Task item => Find the word "Details" in the listing; pull out each line holding it.

***** Entries provided *****

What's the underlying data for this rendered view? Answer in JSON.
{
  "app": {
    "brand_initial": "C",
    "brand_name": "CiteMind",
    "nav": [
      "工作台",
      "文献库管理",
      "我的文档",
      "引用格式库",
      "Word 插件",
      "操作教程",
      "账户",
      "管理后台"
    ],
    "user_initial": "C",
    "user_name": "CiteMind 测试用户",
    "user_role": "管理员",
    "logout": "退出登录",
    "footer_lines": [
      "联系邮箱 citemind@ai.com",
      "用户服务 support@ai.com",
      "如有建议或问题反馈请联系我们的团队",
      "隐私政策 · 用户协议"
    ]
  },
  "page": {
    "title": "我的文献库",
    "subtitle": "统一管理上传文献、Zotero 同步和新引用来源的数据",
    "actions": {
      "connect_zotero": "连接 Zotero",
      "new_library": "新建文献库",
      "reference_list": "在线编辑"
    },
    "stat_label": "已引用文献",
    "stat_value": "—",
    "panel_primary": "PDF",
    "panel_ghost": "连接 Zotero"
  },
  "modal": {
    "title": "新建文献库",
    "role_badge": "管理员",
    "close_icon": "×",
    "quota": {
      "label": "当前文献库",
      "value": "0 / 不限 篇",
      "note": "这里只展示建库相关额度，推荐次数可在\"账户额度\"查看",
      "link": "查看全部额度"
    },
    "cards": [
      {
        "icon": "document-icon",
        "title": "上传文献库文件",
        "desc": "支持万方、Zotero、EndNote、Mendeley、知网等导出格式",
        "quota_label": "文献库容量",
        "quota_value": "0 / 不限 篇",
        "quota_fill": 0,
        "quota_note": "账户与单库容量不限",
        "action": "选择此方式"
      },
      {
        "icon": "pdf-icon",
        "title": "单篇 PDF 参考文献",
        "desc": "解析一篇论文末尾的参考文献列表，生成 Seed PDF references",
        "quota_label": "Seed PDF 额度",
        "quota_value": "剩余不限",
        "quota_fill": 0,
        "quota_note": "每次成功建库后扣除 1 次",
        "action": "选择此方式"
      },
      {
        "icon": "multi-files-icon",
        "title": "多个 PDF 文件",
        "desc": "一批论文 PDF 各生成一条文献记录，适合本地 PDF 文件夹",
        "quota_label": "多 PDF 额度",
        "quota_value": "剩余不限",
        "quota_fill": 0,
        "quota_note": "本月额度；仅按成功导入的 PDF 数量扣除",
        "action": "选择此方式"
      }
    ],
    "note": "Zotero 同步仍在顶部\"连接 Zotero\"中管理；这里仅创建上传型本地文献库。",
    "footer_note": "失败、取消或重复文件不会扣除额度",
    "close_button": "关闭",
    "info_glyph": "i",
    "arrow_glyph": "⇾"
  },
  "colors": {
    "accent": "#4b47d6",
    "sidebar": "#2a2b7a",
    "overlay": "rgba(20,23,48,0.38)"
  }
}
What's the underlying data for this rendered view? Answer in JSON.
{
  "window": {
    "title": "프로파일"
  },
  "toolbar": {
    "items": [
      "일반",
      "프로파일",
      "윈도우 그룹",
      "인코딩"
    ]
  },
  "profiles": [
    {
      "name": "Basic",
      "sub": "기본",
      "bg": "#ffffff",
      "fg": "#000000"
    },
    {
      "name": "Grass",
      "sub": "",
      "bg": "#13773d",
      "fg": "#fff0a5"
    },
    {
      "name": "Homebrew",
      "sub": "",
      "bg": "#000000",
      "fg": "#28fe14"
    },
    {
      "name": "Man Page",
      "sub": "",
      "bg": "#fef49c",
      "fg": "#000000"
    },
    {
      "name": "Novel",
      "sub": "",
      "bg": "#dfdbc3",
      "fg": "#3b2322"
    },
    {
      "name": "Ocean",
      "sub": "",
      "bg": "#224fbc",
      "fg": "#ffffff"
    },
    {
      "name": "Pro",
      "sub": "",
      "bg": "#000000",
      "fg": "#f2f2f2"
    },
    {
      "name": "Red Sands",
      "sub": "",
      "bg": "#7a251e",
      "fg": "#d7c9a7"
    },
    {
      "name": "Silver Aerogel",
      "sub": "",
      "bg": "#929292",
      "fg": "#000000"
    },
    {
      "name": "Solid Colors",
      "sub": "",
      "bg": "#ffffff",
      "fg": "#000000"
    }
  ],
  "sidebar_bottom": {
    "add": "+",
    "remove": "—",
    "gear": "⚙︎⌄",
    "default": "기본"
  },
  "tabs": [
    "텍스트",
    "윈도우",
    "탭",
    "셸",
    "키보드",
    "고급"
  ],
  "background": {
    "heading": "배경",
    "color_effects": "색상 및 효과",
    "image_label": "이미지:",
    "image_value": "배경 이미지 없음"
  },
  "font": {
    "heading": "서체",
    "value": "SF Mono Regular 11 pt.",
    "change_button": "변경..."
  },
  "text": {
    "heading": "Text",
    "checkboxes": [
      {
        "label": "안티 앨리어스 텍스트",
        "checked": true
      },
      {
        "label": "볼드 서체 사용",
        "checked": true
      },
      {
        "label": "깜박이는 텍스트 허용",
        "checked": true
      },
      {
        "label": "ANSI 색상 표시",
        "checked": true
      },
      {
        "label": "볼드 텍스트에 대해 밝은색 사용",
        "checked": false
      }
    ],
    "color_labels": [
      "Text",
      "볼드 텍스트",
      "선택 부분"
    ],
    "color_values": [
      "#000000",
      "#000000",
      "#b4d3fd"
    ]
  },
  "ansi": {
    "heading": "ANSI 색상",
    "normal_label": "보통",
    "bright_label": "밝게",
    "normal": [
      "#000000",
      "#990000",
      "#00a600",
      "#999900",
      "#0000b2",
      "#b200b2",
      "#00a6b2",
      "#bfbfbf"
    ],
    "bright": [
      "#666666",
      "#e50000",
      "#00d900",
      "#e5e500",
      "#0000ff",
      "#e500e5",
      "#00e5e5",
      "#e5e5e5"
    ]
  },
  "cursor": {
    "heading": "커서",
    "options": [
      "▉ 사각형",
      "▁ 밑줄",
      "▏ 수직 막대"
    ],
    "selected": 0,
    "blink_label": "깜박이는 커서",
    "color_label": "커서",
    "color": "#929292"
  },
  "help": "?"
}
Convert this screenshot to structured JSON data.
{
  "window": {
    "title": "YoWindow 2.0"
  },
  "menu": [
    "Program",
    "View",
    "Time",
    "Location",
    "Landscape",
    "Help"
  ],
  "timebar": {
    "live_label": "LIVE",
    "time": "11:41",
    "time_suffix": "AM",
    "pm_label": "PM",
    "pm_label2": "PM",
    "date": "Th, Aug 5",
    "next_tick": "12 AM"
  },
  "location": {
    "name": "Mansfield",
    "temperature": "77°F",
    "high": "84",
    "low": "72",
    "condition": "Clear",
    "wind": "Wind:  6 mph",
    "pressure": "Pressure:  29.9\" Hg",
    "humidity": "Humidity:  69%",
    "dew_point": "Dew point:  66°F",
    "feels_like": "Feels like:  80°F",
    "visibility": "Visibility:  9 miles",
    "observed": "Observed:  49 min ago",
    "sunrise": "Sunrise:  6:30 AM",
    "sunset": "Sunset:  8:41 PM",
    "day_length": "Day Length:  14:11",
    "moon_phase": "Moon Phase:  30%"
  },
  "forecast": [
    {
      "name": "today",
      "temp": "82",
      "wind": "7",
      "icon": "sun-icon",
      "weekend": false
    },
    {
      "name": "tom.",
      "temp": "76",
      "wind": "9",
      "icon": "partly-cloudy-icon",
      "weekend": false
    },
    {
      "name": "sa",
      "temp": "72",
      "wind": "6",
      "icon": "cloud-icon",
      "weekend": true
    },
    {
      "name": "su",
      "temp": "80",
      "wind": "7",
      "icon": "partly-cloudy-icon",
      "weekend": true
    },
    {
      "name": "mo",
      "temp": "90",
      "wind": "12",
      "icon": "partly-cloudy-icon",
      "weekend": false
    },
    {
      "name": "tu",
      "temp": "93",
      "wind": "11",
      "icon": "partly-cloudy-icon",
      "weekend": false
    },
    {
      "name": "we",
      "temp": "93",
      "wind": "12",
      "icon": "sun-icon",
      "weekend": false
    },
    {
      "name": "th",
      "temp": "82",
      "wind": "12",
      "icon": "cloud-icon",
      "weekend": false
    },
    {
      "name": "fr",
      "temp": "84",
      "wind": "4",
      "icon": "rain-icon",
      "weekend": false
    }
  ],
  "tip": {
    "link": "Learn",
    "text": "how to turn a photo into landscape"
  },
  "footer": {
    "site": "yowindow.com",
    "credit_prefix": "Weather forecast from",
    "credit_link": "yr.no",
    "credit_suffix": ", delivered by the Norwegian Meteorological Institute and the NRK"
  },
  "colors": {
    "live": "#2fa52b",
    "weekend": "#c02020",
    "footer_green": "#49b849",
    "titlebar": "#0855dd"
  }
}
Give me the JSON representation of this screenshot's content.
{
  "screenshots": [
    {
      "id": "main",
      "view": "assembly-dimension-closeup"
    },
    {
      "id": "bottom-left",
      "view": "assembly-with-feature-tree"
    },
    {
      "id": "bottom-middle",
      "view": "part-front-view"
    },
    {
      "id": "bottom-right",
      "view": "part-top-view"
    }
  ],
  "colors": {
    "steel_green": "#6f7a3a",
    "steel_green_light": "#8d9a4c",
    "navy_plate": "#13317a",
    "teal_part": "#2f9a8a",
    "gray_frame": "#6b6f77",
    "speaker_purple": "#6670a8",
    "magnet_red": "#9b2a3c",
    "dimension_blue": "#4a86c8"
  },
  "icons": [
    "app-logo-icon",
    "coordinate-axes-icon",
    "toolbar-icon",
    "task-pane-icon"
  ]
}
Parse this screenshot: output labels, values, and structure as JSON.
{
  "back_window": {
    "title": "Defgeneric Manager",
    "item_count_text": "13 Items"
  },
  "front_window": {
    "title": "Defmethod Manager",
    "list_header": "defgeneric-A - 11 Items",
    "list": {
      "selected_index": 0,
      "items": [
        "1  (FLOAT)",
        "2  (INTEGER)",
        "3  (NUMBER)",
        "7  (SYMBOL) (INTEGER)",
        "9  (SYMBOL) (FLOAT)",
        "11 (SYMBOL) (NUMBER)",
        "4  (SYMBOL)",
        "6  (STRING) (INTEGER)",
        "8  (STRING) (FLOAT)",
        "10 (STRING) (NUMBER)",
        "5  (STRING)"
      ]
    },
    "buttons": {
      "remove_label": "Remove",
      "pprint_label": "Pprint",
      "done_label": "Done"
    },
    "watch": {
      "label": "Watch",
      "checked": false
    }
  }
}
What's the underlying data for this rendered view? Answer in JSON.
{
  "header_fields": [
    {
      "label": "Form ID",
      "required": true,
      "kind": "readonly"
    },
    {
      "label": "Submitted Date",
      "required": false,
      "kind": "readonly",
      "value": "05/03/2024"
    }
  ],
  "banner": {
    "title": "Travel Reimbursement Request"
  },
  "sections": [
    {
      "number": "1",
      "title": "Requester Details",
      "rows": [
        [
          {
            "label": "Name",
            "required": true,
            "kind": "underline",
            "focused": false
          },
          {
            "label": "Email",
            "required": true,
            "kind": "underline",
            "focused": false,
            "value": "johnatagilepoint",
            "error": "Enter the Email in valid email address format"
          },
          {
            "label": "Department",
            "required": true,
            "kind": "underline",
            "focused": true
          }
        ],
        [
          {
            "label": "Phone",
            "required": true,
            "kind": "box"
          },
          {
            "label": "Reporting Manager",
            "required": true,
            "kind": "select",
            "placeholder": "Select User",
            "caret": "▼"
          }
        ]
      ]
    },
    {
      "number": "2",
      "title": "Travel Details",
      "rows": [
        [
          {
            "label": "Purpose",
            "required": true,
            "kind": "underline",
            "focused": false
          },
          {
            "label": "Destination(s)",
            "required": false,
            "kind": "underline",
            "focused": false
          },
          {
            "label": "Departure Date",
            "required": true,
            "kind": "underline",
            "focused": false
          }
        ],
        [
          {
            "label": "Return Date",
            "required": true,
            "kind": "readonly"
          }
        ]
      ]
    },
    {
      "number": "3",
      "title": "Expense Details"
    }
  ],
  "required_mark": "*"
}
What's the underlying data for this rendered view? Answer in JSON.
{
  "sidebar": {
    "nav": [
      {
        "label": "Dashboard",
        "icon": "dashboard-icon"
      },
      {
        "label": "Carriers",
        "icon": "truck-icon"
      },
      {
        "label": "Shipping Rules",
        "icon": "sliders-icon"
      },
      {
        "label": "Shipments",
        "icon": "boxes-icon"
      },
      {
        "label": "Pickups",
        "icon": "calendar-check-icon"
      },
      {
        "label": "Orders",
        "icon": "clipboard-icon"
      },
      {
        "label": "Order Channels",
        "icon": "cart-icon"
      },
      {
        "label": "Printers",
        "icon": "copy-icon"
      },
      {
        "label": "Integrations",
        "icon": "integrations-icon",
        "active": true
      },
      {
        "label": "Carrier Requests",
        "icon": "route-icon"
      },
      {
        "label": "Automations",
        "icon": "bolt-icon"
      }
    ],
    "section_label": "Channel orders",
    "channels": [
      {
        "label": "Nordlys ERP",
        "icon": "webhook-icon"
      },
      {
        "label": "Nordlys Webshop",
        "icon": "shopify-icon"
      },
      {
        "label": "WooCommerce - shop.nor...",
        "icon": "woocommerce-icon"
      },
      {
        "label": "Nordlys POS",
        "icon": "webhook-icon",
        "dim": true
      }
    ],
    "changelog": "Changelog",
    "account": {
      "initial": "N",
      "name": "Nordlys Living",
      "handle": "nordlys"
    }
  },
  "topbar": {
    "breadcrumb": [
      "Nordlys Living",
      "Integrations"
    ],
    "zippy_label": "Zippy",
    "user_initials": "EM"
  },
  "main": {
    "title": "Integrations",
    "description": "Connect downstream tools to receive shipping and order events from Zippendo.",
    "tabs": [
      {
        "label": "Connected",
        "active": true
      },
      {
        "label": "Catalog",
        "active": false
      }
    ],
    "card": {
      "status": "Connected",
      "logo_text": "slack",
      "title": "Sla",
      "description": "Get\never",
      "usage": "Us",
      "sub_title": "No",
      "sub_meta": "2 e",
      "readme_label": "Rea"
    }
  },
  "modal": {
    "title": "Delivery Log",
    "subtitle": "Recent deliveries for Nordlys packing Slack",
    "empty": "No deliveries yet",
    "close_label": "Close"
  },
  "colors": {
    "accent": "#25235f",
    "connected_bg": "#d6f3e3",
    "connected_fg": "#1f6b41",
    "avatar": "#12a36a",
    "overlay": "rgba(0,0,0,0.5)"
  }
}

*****

Exercise result =>
      "title": "Requester Details",
      "title": "Travel Details",
      "title": "Expense Details"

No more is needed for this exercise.